__Problem description__: Repeat every line below exactly as it reads.

__Information given__:
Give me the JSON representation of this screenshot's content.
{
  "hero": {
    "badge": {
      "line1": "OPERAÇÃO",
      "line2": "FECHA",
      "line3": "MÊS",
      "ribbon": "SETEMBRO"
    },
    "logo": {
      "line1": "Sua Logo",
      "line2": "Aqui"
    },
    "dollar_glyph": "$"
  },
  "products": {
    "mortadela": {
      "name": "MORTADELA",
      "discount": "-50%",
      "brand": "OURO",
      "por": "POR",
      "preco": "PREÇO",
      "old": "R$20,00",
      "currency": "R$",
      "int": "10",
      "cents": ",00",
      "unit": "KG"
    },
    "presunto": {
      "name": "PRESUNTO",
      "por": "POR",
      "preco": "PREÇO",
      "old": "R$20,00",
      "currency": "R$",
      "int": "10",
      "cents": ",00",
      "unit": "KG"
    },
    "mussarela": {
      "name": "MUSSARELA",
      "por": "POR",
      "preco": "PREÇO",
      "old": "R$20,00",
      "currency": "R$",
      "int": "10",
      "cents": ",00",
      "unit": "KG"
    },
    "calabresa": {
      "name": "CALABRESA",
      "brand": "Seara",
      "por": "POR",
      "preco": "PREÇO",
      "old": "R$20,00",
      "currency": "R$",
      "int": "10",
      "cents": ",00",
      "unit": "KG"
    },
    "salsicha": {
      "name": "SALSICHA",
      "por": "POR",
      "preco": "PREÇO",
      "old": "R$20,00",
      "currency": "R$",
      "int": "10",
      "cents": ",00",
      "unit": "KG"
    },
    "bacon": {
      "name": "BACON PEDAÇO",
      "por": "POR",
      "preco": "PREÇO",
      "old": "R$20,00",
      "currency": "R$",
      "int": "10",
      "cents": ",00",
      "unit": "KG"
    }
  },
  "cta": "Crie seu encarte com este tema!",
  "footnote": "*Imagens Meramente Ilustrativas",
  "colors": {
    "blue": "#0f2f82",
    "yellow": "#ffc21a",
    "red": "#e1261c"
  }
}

__Your response__:
Give me the JSON representation of this screenshot's content.
{
  "hero": {
    "badge": {
      "line1": "OPERAÇÃO",
      "line2": "FECHA",
      "line3": "MÊS",
      "ribbon": "SETEMBRO"
    },
    "logo": {
      "line1": "Sua Logo",
      "line2": "Aqui"
    },
    "dollar_glyph": "$"
  },
  "products": {
    "mortadela": {
      "name": "MORTADELA",
      "discount": "-50%",
      "brand": "OURO",
      "por": "POR",
      "preco": "PREÇO",
      "old": "R$20,00",
      "currency": "R$",
      "int": "10",
      "cents": ",00",
      "unit": "KG"
    },
    "presunto": {
      "name": "PRESUNTO",
      "por": "POR",
      "preco": "PREÇO",
      "old": "R$20,00",
      "currency": "R$",
      "int": "10",
      "cents": ",00",
      "unit": "KG"
    },
    "mussarela": {
      "name": "MUSSARELA",
      "por": "POR",
      "preco": "PREÇO",
      "old": "R$20,00",
      "currency": "R$",
      "int": "10",
      "cents": ",00",
      "unit": "KG"
    },
    "calabresa": {
      "name": "CALABRESA",
      "brand": "Seara",
      "por": "POR",
      "preco": "PREÇO",
      "old": "R$20,00",
      "currency": "R$",
      "int": "10",
      "cents": ",00",
      "unit": "KG"
    },
    "salsicha": {
      "name": "SALSICHA",
      "por": "POR",
      "preco": "PREÇO",
      "old": "R$20,00",
      "currency": "R$",
      "int": "10",
      "cents": ",00",
      "unit": "KG"
    },
    "bacon": {
      "name": "BACON PEDAÇO",
      "por": "POR",
      "preco": "PREÇO",
      "old": "R$20,00",
      "currency": "R$",
      "int": "10",
      "cents": ",00",
      "unit": "KG"
    }
  },
  "cta": "Crie seu encarte com este tema!",
  "footnote": "*Imagens Meramente Ilustrativas",
  "colors": {
    "blue": "#0f2f82",
    "yellow": "#ffc21a",
    "red": "#e1261c"
  }
}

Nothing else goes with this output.